> **Exercise requirements**
Find the string "root" in the records. Copy every line it appears in.

---------- Supplied records ----------

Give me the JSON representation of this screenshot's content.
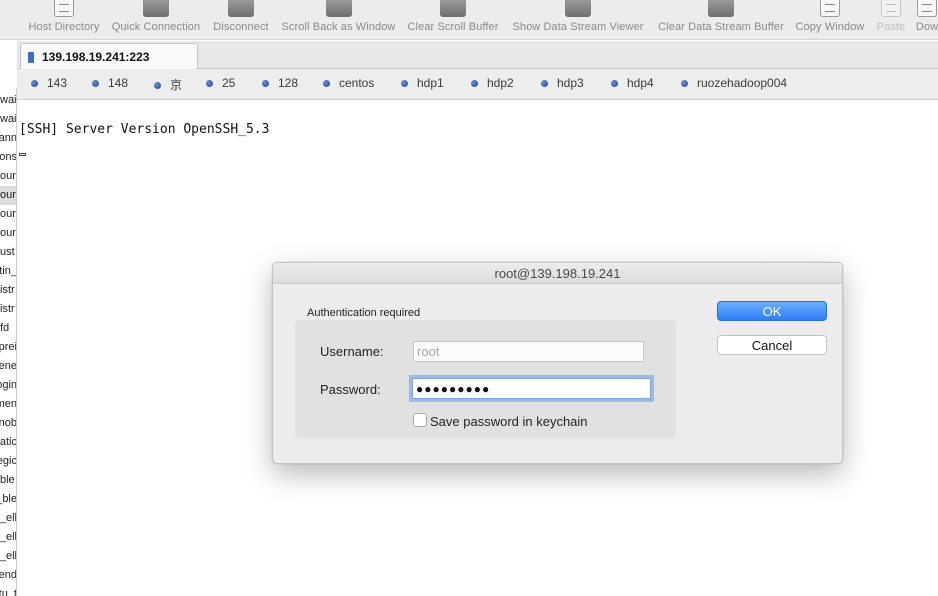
{
  "toolbar": {
    "items": [
      {
        "label": "Host Directory",
        "icon": "host-directory-icon",
        "disabled": false
      },
      {
        "label": "Quick Connection",
        "icon": "quick-connection-icon",
        "disabled": false
      },
      {
        "label": "Disconnect",
        "icon": "disconnect-icon",
        "disabled": false
      },
      {
        "label": "Scroll Back as Window",
        "icon": "scroll-back-icon",
        "disabled": false
      },
      {
        "label": "Clear Scroll Buffer",
        "icon": "clear-scroll-buffer-icon",
        "disabled": false
      },
      {
        "label": "Show Data Stream Viewer",
        "icon": "data-stream-viewer-icon",
        "disabled": false
      },
      {
        "label": "Clear Data Stream Buffer",
        "icon": "clear-data-stream-icon",
        "disabled": false
      },
      {
        "label": "Copy Window",
        "icon": "copy-window-icon",
        "disabled": false
      },
      {
        "label": "Paste",
        "icon": "paste-icon",
        "disabled": true
      },
      {
        "label": "Dow",
        "icon": "download-icon",
        "disabled": false
      }
    ]
  },
  "left_pane": {
    "items": [
      "wai",
      "wai",
      "ann",
      "ons",
      "our",
      "our",
      "our",
      "our",
      "ust",
      "_tin",
      "istr",
      "istr",
      "fd",
      "prei",
      "ene",
      "ogin",
      "men",
      "nob",
      "atic",
      "egic",
      "ble",
      "ble_",
      "ell_",
      "ell_",
      "ell_",
      "end",
      "tu_t"
    ]
  },
  "session_tab": {
    "label": "139.198.19.241:223"
  },
  "bookmarks": [
    "143",
    "148",
    "京",
    "25",
    "128",
    "centos",
    "hdp1",
    "hdp2",
    "hdp3",
    "hdp4",
    "ruozehadoop004"
  ],
  "terminal": {
    "line1": "[SSH] Server Version OpenSSH_5.3"
  },
  "dialog": {
    "title": "root@139.198.19.241",
    "group_label": "Authentication required",
    "username_label": "Username:",
    "username_value": "root",
    "password_label": "Password:",
    "password_value": "●●●●●●●●●",
    "save_password_label": "Save password in keychain",
    "save_password_checked": false,
    "ok_label": "OK",
    "cancel_label": "Cancel"
  },
  "colors": {
    "accent": "#2f7df6",
    "bookmark_dot": "#1c3f8f"
  }
}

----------

> **Exercise answer**
    "title": "root@139.198.19.241",
    "username_value": "root",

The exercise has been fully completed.